## Exercise aim
Across the lines of the records below, how many have the string "chevron" in them? Answer with the number alone.

Items from a data source
:::
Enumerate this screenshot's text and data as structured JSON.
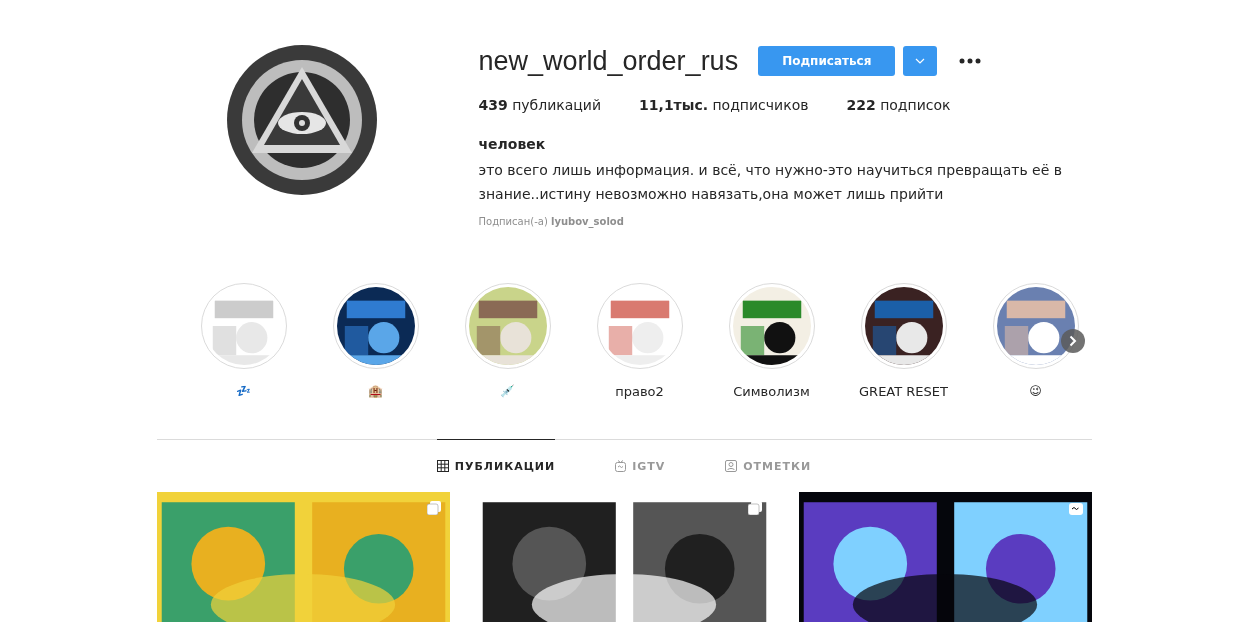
{
  "profile": {
    "username": "new_world_order_rus",
    "follow_button": "Подписаться",
    "stats": [
      "**439** публикаций",
      "**11,1тыс.** подписчиков",
      "**222** подписок"
    ],
    "name": "человек",
    "bio": "это всего лишь информация. и всё, что нужно-это научиться превращать её в знание..истину невозможно навязать,она может лишь прийти",
    "followed_by": "Подписан(-а) **lyubov_solod**"
  },
  "highlights": [
    {
      "label": "💤",
      "kind": "emoji"
    },
    {
      "label": "🏨",
      "kind": "emoji"
    },
    {
      "label": "💉",
      "kind": "emoji"
    },
    {
      "label": "право2",
      "kind": "text"
    },
    {
      "label": "Символизм",
      "kind": "text"
    },
    {
      "label": "GREAT RESET",
      "kind": "text"
    },
    {
      "label": "😉",
      "kind": "emoji"
    }
  ],
  "tabs": [
    {
      "label": "ПУБЛИКАЦИИ",
      "kind": "grid",
      "selected": true
    },
    {
      "label": "IGTV",
      "kind": "tv",
      "selected": false
    },
    {
      "label": "ОТМЕТКИ",
      "kind": "tag",
      "selected": false
    }
  ],
  "posts": [
    {
      "kind": "carousel"
    },
    {
      "kind": "carousel"
    },
    {
      "kind": "igtv"
    }
  ]
}
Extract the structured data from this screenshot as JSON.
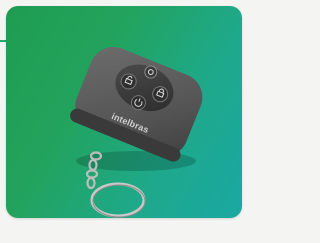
{
  "product": {
    "brand_text": "intelbras",
    "buttons": [
      {
        "name": "top-button",
        "icon": "circle-icon"
      },
      {
        "name": "left-button",
        "icon": "unlock-icon"
      },
      {
        "name": "right-button",
        "icon": "lock-icon"
      },
      {
        "name": "bottom-button",
        "icon": "power-icon"
      }
    ]
  },
  "colors": {
    "background_start": "#1f9c52",
    "background_end": "#1aa8a2",
    "remote_body": "#5e5e5e",
    "keyring": "#bdbdbd"
  }
}
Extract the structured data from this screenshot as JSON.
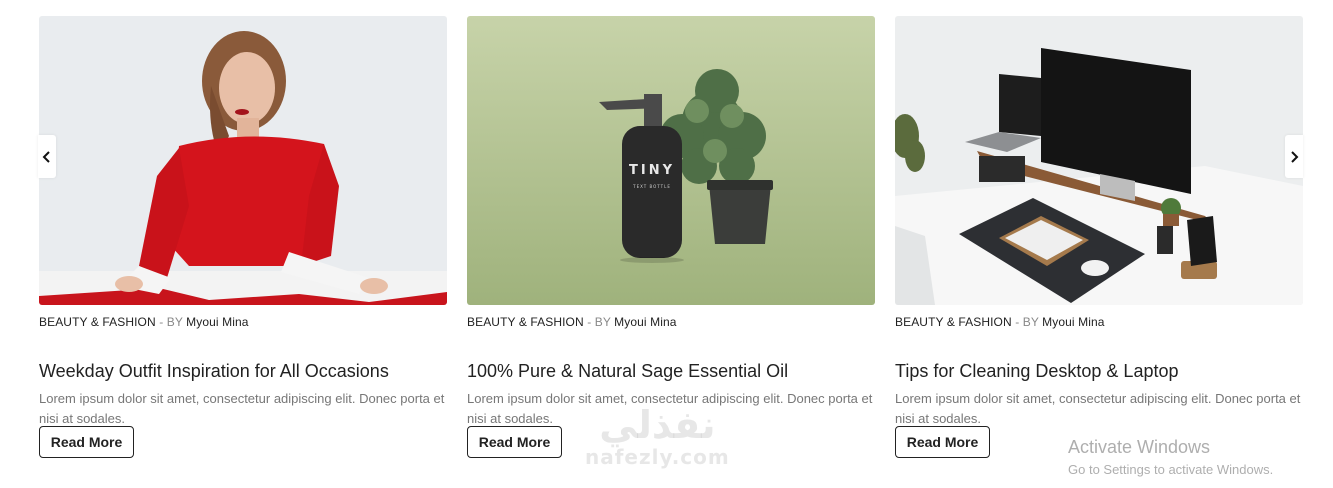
{
  "colors": {
    "text": "#222222",
    "muted": "#777777",
    "meta_sep": "#888888",
    "button_border": "#222222"
  },
  "nav": {
    "prev_icon": "chevron-left-icon",
    "next_icon": "chevron-right-icon"
  },
  "posts": [
    {
      "category": "BEAUTY & FASHION",
      "separator": "-",
      "by": "BY",
      "author": "Myoui Mina",
      "title": "Weekday Outfit Inspiration for All Occasions",
      "excerpt": "Lorem ipsum dolor sit amet, consectetur adipiscing elit. Donec porta et nisi at sodales.",
      "button": "Read More",
      "image": "woman-in-red-sweater-photo"
    },
    {
      "category": "BEAUTY & FASHION",
      "separator": "-",
      "by": "BY",
      "author": "Myoui Mina",
      "title": "100% Pure & Natural Sage Essential Oil",
      "excerpt": "Lorem ipsum dolor sit amet, consectetur adipiscing elit. Donec porta et nisi at sodales.",
      "button": "Read More",
      "image": "oil-bottle-and-plant-photo",
      "bottle_label": "TINY",
      "bottle_sublabel": "TEXT BOTTLE"
    },
    {
      "category": "BEAUTY & FASHION",
      "separator": "-",
      "by": "BY",
      "author": "Myoui Mina",
      "title": "Tips for Cleaning Desktop & Laptop",
      "excerpt": "Lorem ipsum dolor sit amet, consectetur adipiscing elit. Donec porta et nisi at sodales.",
      "button": "Read More",
      "image": "desk-setup-photo"
    }
  ],
  "watermark": {
    "arabic": "نفذلي",
    "latin": "nafezly.com"
  },
  "os_overlay": {
    "line1": "Activate Windows",
    "line2": "Go to Settings to activate Windows."
  }
}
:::
## Exercise answer
2